Poachers in South Africa reached a milestone in 2013 when they killed more than 1,000 rhinos for their horns.
The harrowing benchmark is a new record for poaching in the African nation. It represents more than a 50 percent increase from the year before, Reuters reports.
South Africa is home to the majority of the world's rhino population, so mass killings of this volume is a dire warning for conservationists, the outlet notes. The theblack rhino is considered "critically endangered" by the International Union for Conservation of Nature (IUCN), while the white rhino is classified as "near threatened." Both subspecies live in South Africa.
The drastic rise in rhino deaths has been tied to skyrocketing demand in Asia for the creatures' horns. Prized for its status as well as its alleged medicinal value, ground up rhino horn is sold as a cure for everything from cancer to diabetes at prices up to $100,000 per kilogram.
Vietnam has proved to have a particularly insatiable demand for the powder, which was reportedly linked to the recovery of a cancer-stricken official, Smithsonian magazine notes.

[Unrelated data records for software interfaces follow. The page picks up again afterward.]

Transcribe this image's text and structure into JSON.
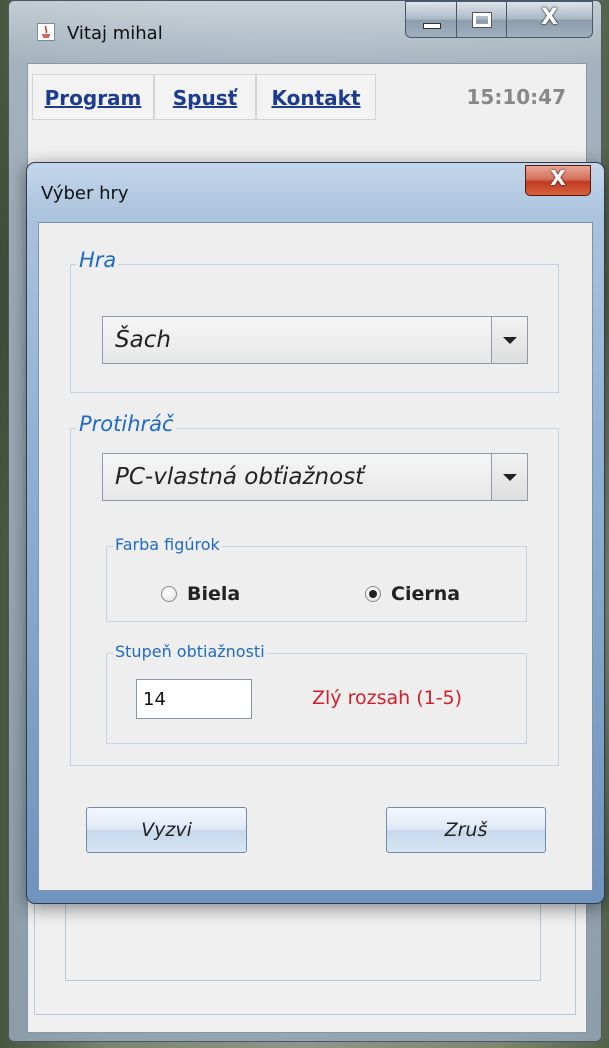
{
  "main_window": {
    "title": "Vitaj mihal",
    "caption_buttons": {
      "close": "X"
    },
    "menu": [
      {
        "label": "Program",
        "id": "program"
      },
      {
        "label": "Spusť",
        "id": "spust"
      },
      {
        "label": "Kontakt",
        "id": "kontakt"
      }
    ],
    "clock": "15:10:47"
  },
  "dialog": {
    "title": "Výber hry",
    "close": "X",
    "game_group": {
      "legend": "Hra",
      "selected": "Šach"
    },
    "opponent_group": {
      "legend": "Protihráč",
      "selected": "PC-vlastná obťiažnosť",
      "color_group": {
        "legend": "Farba figúrok",
        "options": [
          {
            "label": "Biela",
            "checked": false
          },
          {
            "label": "Cierna",
            "checked": true
          }
        ]
      },
      "difficulty_group": {
        "legend": "Stupeň obtiažnosti",
        "value": "14",
        "error": "Zlý rozsah (1-5)"
      }
    },
    "buttons": {
      "challenge": "Vyzvi",
      "cancel": "Zruš"
    }
  },
  "colors": {
    "link_blue": "#1d3b8f",
    "legend_blue": "#1f6bc4",
    "error_red": "#d0202a"
  }
}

In an effort to stop poachers, South Africa has turned its park service rangers into soldiers and has even deployed members of the armed forces to the hard-hit rhino habitat of Kruger National Park, the Telegraph reports. Although more than 300 suspected poachers were arrested last year, the criminal operations use sophisticated tactics and resources to elude law enforcement.